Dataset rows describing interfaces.
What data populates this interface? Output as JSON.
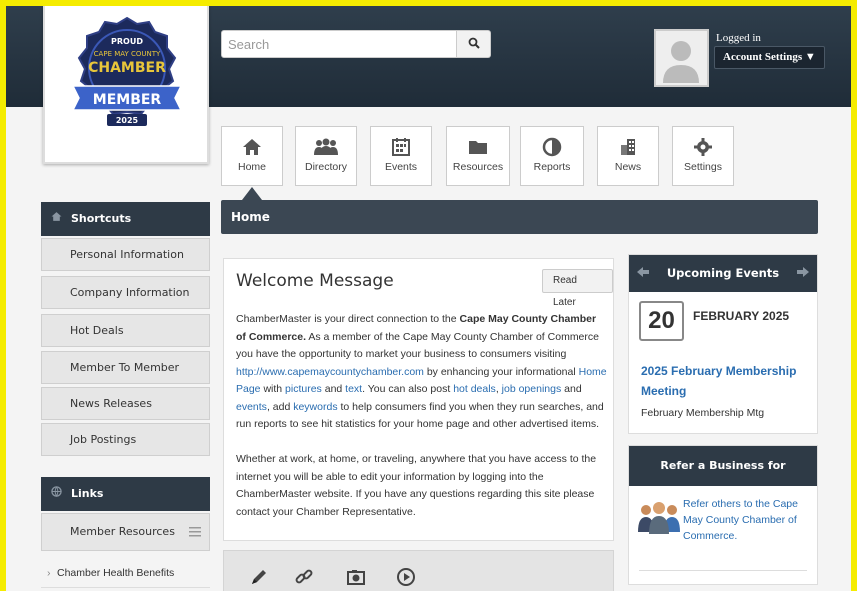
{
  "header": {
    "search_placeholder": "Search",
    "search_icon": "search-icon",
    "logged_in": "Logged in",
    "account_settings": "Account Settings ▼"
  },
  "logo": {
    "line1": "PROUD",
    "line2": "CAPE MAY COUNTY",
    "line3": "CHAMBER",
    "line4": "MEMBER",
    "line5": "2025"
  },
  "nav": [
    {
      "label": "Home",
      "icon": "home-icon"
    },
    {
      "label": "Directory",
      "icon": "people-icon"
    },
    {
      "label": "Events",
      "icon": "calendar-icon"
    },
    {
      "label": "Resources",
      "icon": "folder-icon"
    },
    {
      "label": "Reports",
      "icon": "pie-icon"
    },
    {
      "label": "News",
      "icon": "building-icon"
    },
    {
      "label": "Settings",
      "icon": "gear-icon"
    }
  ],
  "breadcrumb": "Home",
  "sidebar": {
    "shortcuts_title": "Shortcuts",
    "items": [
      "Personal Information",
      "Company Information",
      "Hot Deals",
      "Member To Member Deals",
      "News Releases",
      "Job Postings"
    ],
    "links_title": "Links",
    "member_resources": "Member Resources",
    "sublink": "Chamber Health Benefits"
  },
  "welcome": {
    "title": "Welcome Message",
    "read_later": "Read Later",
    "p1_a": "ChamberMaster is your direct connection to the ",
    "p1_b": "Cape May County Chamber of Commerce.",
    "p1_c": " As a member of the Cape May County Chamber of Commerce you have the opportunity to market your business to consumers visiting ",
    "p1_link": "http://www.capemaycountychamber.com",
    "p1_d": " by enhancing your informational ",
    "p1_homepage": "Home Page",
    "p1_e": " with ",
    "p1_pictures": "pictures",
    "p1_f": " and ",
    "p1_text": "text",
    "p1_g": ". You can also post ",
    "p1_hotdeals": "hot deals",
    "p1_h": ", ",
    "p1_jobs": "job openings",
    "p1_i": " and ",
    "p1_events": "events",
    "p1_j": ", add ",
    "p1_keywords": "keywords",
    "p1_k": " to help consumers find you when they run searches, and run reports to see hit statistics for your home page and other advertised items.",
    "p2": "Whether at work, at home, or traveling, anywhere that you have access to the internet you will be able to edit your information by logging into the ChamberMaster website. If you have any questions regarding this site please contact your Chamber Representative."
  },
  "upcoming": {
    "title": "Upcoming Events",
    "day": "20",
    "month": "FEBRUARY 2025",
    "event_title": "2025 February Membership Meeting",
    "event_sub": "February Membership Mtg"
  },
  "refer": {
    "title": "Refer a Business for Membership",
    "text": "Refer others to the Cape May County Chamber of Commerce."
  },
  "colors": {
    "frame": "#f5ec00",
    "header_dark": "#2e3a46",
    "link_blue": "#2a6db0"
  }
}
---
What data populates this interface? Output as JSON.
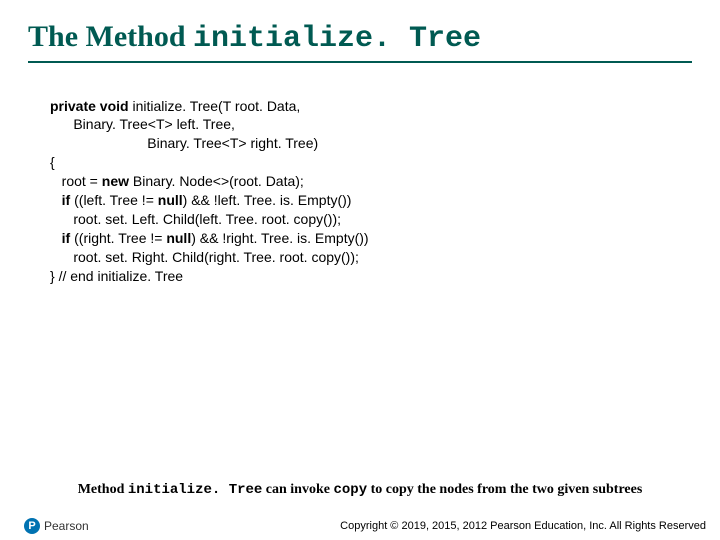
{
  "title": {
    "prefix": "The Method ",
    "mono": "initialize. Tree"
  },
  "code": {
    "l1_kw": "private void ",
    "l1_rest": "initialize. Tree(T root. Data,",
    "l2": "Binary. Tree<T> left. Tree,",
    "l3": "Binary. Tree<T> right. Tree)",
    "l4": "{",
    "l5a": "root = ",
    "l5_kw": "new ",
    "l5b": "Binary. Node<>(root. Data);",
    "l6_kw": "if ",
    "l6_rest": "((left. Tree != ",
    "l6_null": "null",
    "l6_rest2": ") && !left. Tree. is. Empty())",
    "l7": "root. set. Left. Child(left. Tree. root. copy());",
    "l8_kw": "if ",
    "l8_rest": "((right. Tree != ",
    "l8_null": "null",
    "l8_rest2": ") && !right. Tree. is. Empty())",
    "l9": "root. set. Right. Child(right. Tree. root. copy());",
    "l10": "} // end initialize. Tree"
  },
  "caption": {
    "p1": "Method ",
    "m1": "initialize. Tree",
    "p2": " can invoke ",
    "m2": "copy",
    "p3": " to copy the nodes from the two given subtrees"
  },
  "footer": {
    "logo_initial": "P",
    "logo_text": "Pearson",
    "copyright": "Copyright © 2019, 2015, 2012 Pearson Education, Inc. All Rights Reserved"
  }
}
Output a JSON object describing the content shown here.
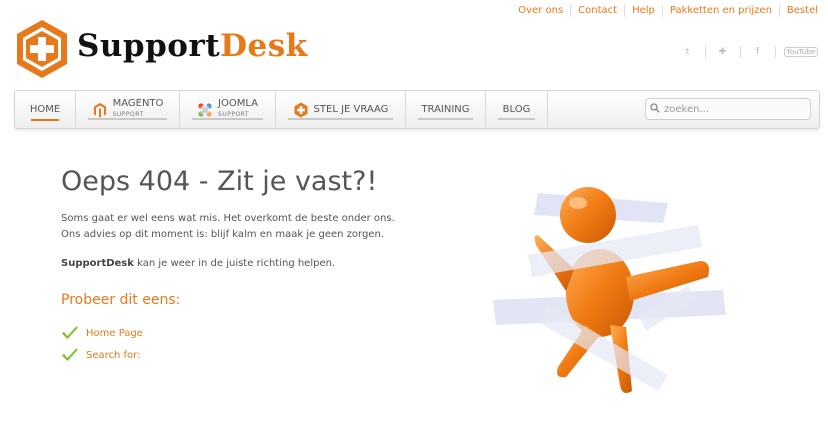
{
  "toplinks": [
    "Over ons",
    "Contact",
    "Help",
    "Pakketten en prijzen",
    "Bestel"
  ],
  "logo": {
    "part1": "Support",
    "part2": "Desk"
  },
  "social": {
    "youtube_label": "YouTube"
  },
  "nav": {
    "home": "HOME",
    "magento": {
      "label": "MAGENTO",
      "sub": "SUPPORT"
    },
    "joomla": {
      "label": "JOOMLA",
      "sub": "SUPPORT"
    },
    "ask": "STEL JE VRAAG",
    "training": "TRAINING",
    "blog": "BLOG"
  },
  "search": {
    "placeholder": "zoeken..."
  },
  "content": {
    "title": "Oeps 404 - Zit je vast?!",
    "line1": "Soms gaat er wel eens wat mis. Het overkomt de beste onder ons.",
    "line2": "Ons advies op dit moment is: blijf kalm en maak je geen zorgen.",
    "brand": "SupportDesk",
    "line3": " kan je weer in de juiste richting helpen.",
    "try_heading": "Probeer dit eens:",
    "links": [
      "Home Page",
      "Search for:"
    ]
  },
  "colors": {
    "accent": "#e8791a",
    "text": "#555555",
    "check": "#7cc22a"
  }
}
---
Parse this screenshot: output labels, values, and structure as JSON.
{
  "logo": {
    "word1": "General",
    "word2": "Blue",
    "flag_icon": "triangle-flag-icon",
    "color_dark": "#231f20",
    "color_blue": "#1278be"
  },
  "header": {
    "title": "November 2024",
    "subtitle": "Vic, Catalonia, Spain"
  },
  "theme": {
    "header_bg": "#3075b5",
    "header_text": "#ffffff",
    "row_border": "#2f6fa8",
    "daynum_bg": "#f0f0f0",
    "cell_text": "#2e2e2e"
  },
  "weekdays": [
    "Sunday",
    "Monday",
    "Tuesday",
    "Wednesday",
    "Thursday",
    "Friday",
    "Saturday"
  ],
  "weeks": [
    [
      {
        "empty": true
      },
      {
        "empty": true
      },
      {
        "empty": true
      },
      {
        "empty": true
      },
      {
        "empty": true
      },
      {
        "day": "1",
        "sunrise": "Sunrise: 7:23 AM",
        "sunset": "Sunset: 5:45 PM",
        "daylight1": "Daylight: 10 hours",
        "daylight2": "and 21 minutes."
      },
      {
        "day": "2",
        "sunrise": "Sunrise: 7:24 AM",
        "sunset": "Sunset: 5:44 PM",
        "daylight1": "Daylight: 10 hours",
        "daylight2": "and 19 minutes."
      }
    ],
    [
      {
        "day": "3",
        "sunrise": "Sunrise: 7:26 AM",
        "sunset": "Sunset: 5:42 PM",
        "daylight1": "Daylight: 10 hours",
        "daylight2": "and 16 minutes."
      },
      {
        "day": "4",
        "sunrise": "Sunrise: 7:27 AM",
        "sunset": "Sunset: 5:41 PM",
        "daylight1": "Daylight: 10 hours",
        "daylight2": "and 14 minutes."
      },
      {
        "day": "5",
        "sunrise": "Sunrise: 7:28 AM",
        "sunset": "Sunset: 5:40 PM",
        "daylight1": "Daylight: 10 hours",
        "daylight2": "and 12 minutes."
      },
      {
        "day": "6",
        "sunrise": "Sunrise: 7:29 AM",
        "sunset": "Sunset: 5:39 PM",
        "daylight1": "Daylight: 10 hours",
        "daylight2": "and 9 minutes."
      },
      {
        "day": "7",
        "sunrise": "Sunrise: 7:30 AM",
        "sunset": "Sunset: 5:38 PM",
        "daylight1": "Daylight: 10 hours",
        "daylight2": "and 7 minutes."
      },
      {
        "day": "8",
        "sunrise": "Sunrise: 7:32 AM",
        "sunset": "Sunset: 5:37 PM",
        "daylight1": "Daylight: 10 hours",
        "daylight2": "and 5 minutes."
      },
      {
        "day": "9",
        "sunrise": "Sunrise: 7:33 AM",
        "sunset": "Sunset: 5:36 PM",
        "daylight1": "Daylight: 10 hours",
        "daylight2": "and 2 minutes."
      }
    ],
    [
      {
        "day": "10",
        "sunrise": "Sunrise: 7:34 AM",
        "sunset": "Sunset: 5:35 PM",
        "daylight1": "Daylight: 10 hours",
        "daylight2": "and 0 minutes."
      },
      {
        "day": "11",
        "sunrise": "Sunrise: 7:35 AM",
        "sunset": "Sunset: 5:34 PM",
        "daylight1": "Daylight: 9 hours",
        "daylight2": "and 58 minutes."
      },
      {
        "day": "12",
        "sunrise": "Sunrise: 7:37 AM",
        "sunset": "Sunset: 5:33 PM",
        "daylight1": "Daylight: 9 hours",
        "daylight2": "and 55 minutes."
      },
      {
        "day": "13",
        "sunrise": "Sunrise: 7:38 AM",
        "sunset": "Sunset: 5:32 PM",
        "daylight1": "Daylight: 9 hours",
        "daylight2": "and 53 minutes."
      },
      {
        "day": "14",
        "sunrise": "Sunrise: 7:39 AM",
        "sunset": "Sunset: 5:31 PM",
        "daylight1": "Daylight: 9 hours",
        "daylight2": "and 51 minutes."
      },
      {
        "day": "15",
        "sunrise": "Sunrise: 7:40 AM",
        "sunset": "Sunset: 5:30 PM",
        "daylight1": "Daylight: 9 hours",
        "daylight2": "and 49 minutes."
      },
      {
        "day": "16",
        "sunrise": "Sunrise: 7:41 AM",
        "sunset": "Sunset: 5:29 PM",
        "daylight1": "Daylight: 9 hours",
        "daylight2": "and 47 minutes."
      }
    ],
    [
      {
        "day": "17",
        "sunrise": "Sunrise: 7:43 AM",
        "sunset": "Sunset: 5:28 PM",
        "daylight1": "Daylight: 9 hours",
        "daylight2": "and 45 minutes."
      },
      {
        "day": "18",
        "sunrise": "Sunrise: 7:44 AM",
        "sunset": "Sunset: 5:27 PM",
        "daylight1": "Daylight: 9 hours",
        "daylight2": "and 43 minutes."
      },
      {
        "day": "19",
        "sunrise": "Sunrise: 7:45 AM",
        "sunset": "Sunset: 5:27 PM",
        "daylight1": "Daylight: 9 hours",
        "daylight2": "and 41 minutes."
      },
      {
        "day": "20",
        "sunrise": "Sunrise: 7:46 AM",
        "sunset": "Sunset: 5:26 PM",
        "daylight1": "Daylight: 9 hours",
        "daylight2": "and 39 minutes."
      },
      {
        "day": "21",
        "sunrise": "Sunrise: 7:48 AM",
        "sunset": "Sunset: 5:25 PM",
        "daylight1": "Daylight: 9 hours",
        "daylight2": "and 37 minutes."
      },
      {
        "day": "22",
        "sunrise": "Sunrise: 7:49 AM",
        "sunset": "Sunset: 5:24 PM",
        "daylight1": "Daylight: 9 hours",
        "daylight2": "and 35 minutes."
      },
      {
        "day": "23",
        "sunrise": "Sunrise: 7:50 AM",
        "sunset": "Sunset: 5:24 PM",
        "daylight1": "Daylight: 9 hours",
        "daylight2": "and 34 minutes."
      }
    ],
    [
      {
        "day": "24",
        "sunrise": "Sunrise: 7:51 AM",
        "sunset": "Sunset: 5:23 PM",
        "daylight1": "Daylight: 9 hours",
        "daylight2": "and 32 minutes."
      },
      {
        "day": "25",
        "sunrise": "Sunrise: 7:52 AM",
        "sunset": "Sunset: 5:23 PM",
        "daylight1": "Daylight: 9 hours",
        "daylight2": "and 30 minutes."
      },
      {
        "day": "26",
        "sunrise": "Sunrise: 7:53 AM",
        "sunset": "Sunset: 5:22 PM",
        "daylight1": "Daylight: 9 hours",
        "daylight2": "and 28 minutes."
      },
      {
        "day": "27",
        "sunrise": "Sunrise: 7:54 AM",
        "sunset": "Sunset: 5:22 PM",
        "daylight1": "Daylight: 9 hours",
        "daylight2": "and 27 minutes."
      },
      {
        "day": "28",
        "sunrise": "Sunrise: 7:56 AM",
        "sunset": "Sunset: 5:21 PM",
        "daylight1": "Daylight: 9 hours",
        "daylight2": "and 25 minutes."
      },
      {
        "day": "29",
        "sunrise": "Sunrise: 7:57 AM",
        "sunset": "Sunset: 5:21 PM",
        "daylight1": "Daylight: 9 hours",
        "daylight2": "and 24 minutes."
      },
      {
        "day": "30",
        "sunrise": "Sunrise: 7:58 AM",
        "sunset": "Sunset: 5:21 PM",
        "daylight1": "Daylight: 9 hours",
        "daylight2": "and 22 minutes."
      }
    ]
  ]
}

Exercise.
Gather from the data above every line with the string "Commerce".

Finished task.
    "p1_b": "Cape May County Chamber of Commerce.",
    "p1_c": " As a member of the Cape May County Chamber of Commerce you have the opportunity to market your business to consumers visiting ",
    "text": "Refer others to the Cape May County Chamber of Commerce."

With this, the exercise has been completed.